Serum Creatinine and GFR: Assessing Kidney Health

The kidneys are responsible for removing waste and fluid from the body. With damaged kidneys, waste and fluids can build up, leading to complications like hypertension, anemia, and even kidney failure. Serum creatinine and glomerular filtration rate (GFR) are two vital tests used to assess kidney health. In this blog post, we will dive into the importance of these tests and what they reveal about kidney function.

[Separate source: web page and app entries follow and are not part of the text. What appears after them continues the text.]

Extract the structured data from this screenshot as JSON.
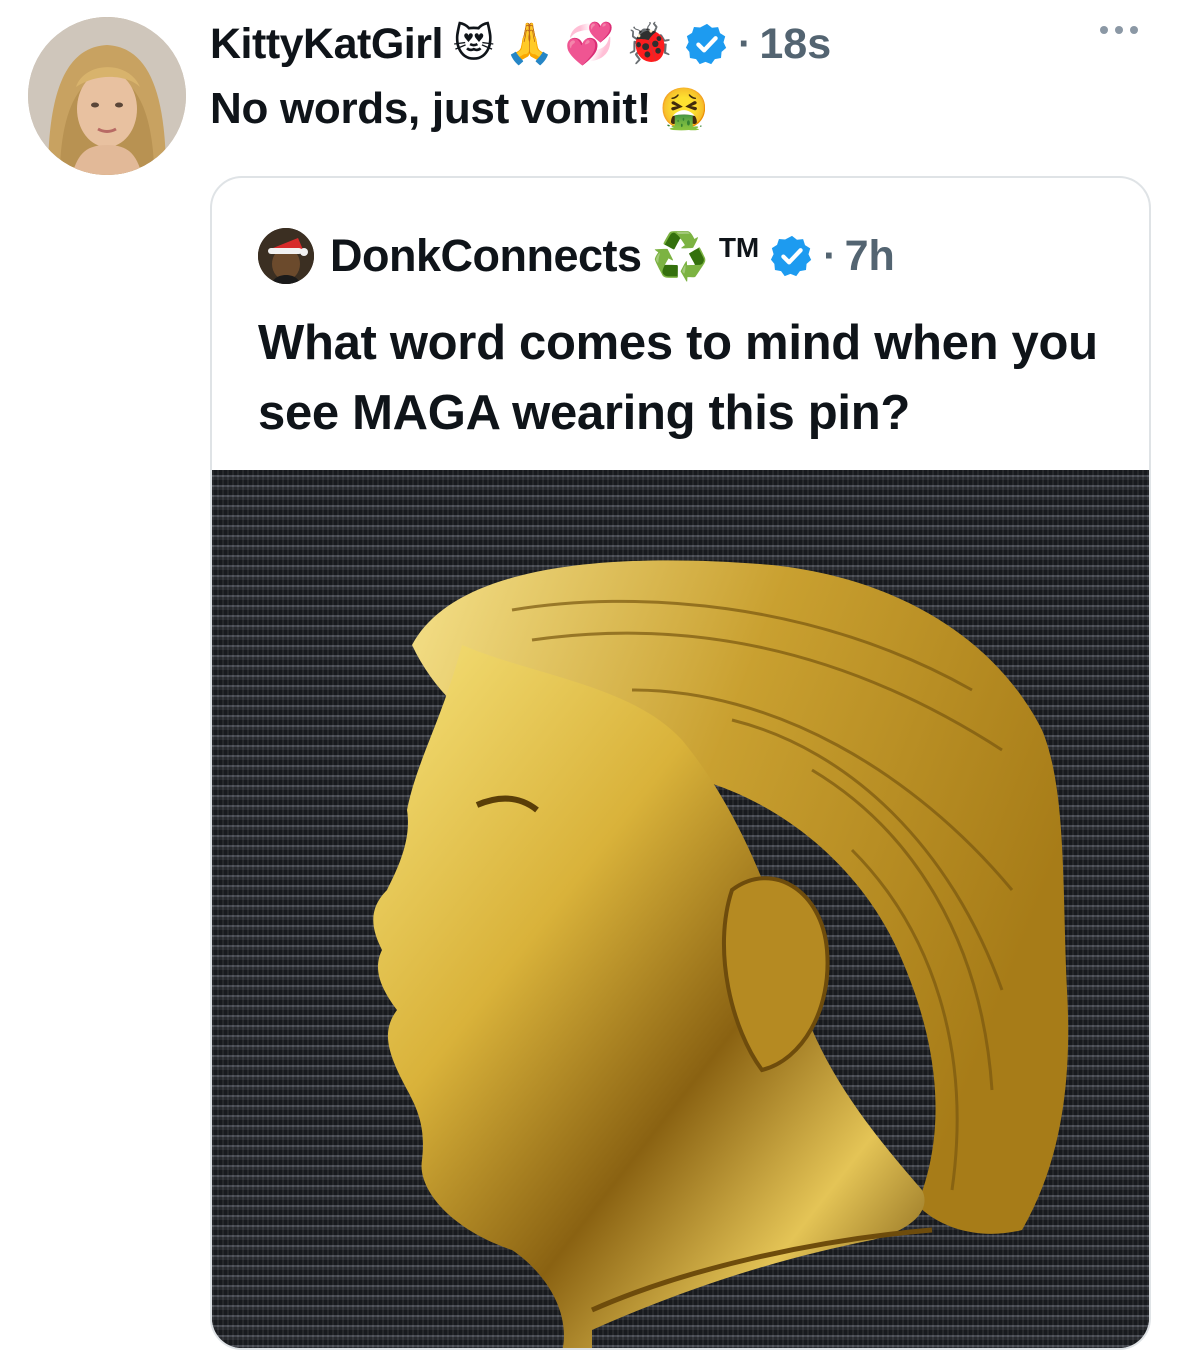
{
  "tweet": {
    "display_name": "KittyKatGirl",
    "name_emojis": [
      "😻",
      "🙏",
      "💞",
      "🐞"
    ],
    "verified_color": "#1d9bf0",
    "separator": "·",
    "timestamp": "18s",
    "text": "No words, just vomit!",
    "text_emoji": "🤮"
  },
  "quoted_tweet": {
    "display_name": "DonkConnects",
    "name_suffix_emoji": "♻️",
    "trademark": "TM",
    "separator": "·",
    "timestamp": "7h",
    "text": "What word comes to mind when you see MAGA wearing this pin?",
    "media_description_icon": "gold-profile-pin"
  },
  "colors": {
    "text_primary": "#0f1419",
    "text_secondary": "#536471",
    "border": "#dfe3e6",
    "verified_blue": "#1d9bf0",
    "gold": "#d9b23a"
  },
  "icons": [
    "more-dots-icon",
    "verified-badge-icon",
    "recycle-icon"
  ]
}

Serum creatinine is a blood test that measures the level of creatinine in the blood. Creatinine is a waste product that comes from the breakdown of muscle tissue. Healthy kidneys filter creatinine from the blood and remove it through urine. When the kidneys are not functioning correctly, creatinine builds up in the blood, indicating a problem. A higher level of creatinine in the blood signifies decreased kidney function. A level above the normal range is an indication of kidney dysfunction.

Glomerular filtration rate (GFR) is a measure of how well the kidneys are filtering the blood. GFR tells how much blood passes through the tiny filters in the kidneys (glomeruli) each minute. A lower GFR indicates problems with kidney function, while a higher GFR indicates healthier kidneys. The test involves calculating the level of creatinine, age, gender, and muscle mass with blood samples. The GFR test is used to stage kidney disease and treatment in cases of chronic kidney disease.

Serum creatinine and GFR tests are essential for the diagnosis and management of kidney disorders. Changes in creatinine levels help identify early kidney dysfunction, allowing for prompt intervention and early prevention of kidney disease. The test also determines the stage of chronic kidney disease and the right time to initiate dialysis. Without these tests, providers would not have the information they need to diagnose or treat kidney disorders adequately.


Serum creatinine and GFR tests are vital tests that help healthcare providers assess kidney function. With early intervention, kidney disorders can be prevented, managed, and treated before they escalate to kidney failure. Regular kidney function assessment is essential, especially for individuals at high risk of kidney disease, such as those with diabetes or hypertension. Remember, maintaining a healthy lifestyle is crucial in preventing kidney diseases and other health issues. Consult with a physician if you have concerns. A healthy kidney equals a healthy you!